Ah! the fun of polymer. http://www.nfobase.com/html/laura_liska.html
My friend Laura makes great polymer beads (well, used to...)and was known for her terrific use of color. She mixed her colors just using the color wheel and the three primary colors in Fimo. You may want check out this link i found on her, it might inspire you.
As far as texture goes, I have crumbled up Fimo and put it into a mini food processer and whirred it around for a few moments. The clay is still crumbly, but it is much easier to begin to kneed and soften. Really well conditioned clay gives better results. (maybe you can find a mini chopper second hand. Use it only for clay. But you knew that already)

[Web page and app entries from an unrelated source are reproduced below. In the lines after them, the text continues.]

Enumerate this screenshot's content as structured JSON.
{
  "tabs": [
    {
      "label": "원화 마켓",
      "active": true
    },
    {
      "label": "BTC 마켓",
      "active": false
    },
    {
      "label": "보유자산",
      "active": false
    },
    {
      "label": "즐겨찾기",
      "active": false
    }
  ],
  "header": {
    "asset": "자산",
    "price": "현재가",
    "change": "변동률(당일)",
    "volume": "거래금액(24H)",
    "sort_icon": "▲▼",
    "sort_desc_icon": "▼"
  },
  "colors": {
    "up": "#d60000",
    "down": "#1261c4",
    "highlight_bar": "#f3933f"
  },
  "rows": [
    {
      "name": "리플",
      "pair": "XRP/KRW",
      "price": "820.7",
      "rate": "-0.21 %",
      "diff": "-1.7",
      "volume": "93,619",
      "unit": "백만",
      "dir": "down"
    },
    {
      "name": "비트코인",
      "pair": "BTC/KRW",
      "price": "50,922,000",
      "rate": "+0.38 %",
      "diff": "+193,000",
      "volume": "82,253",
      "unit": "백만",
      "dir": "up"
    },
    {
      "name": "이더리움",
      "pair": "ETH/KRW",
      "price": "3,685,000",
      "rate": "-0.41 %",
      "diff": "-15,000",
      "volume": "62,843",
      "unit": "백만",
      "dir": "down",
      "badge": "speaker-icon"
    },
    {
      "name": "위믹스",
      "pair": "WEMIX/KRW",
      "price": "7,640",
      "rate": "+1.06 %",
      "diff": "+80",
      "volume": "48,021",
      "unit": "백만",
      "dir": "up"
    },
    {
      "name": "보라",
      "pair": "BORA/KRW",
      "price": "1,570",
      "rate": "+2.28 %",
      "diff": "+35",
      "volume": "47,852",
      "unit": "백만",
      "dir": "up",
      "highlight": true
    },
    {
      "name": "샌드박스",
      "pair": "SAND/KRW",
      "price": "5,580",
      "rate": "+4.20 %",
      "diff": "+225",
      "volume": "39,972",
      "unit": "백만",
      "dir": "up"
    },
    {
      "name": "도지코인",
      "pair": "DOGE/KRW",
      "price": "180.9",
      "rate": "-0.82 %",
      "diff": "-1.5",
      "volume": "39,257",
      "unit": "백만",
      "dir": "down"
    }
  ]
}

After the clay comes out of the oven, you can sand the clay UNDER RUNNING WATER, with very fine grit wet/dry sandpaper, starting at 400 grit and working up to 1200. You can find it at the hardware store or automotive supply. The more patient you are, you can get quite a nice polish. Don't scrub the fimo with the sandpaper, just lightly sand under running water. If you have a Dremel tool you can buff your fimo with a muslin buff after you have sanded. I also know people who rub their beads and pendants on their jeans to shine them.
Some people even go so far as to wear latex gloves when working with the fimo...but that's no fun!